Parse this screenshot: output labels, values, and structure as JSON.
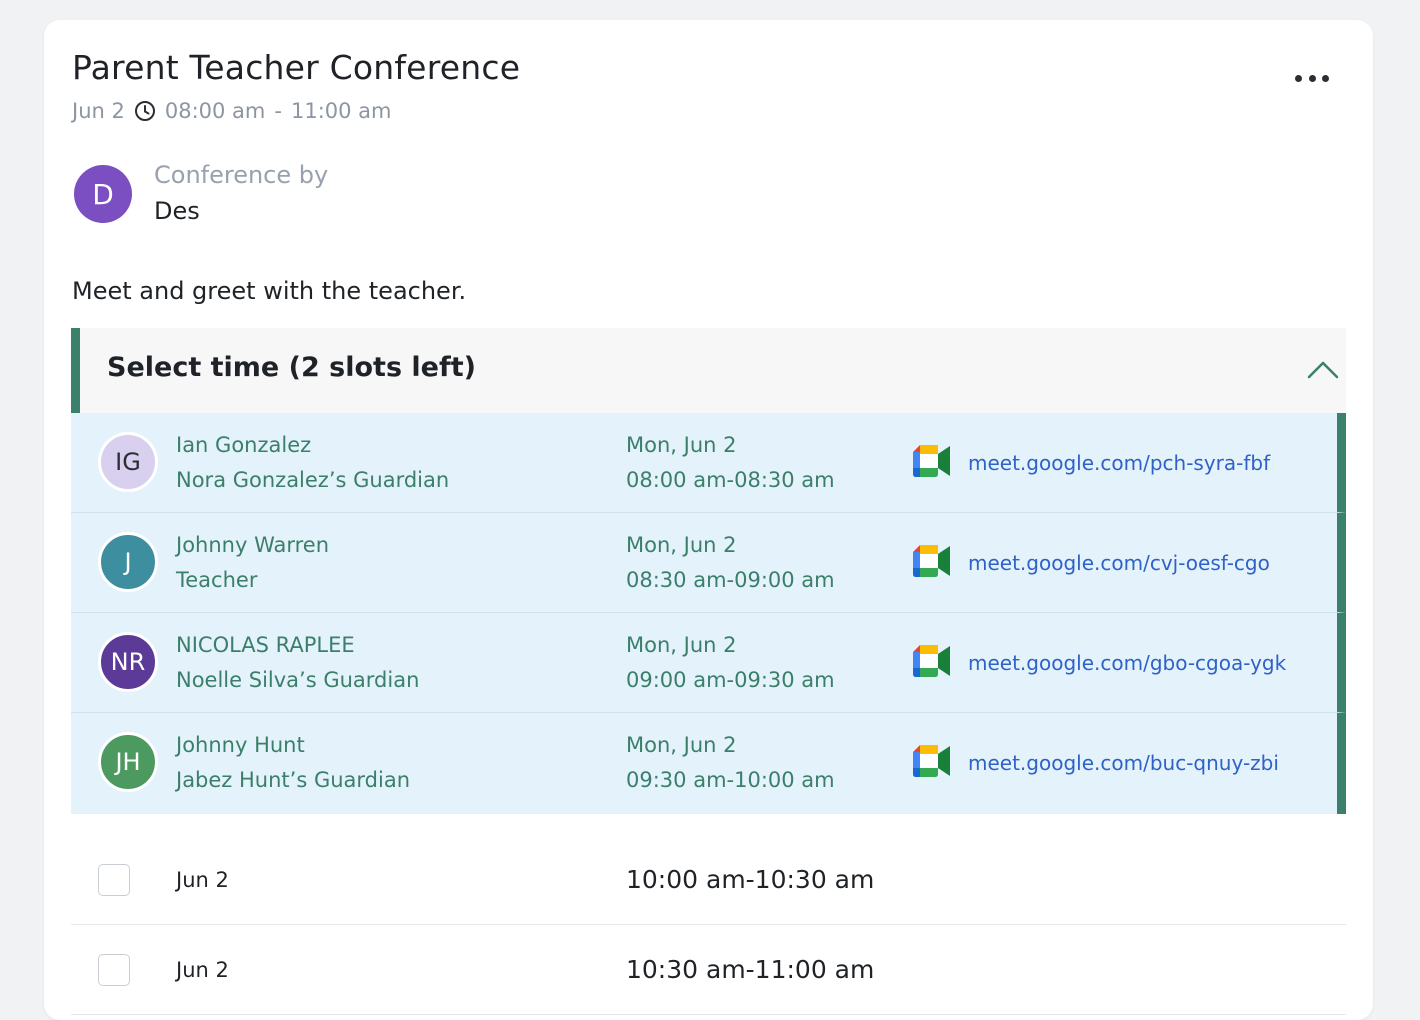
{
  "event": {
    "title": "Parent Teacher Conference",
    "date": "Jun 2",
    "start_time": "08:00 am",
    "separator": "-",
    "end_time": "11:00 am",
    "description": "Meet and greet with the teacher."
  },
  "host": {
    "initial": "D",
    "label": "Conference by",
    "name": "Des",
    "avatar_color": "#7b4fc2"
  },
  "section": {
    "label": "Select time (2 slots left)",
    "expanded": true,
    "accent_color": "#3a806a"
  },
  "booked_slots": [
    {
      "initials": "IG",
      "name": "Ian Gonzalez",
      "role": "Nora Gonzalez’s Guardian",
      "day": "Mon, Jun 2",
      "time": "08:00 am-08:30 am",
      "link": "meet.google.com/pch-syra-fbf",
      "avatar_bg": "#d9cfee",
      "avatar_fg": "#2b2f33"
    },
    {
      "initials": "J",
      "name": "Johnny Warren",
      "role": "Teacher",
      "day": "Mon, Jun 2",
      "time": "08:30 am-09:00 am",
      "link": "meet.google.com/cvj-oesf-cgo",
      "avatar_bg": "#3d8f9f",
      "avatar_fg": "#ffffff"
    },
    {
      "initials": "NR",
      "name": "NICOLAS RAPLEE",
      "role": "Noelle Silva’s Guardian",
      "day": "Mon, Jun 2",
      "time": "09:00 am-09:30 am",
      "link": "meet.google.com/gbo-cgoa-ygk",
      "avatar_bg": "#5b3a98",
      "avatar_fg": "#ffffff"
    },
    {
      "initials": "JH",
      "name": "Johnny Hunt",
      "role": "Jabez Hunt’s Guardian",
      "day": "Mon, Jun 2",
      "time": "09:30 am-10:00 am",
      "link": "meet.google.com/buc-qnuy-zbi",
      "avatar_bg": "#4c9a60",
      "avatar_fg": "#ffffff"
    }
  ],
  "open_slots": [
    {
      "date": "Jun 2",
      "time": "10:00 am-10:30 am",
      "checked": false
    },
    {
      "date": "Jun 2",
      "time": "10:30 am-11:00 am",
      "checked": false
    }
  ],
  "icons": {
    "more": "more-options-icon",
    "clock": "clock-icon",
    "chevron": "chevron-up-icon",
    "meet": "google-meet-icon"
  }
}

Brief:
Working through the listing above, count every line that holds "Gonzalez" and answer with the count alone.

Written response:
2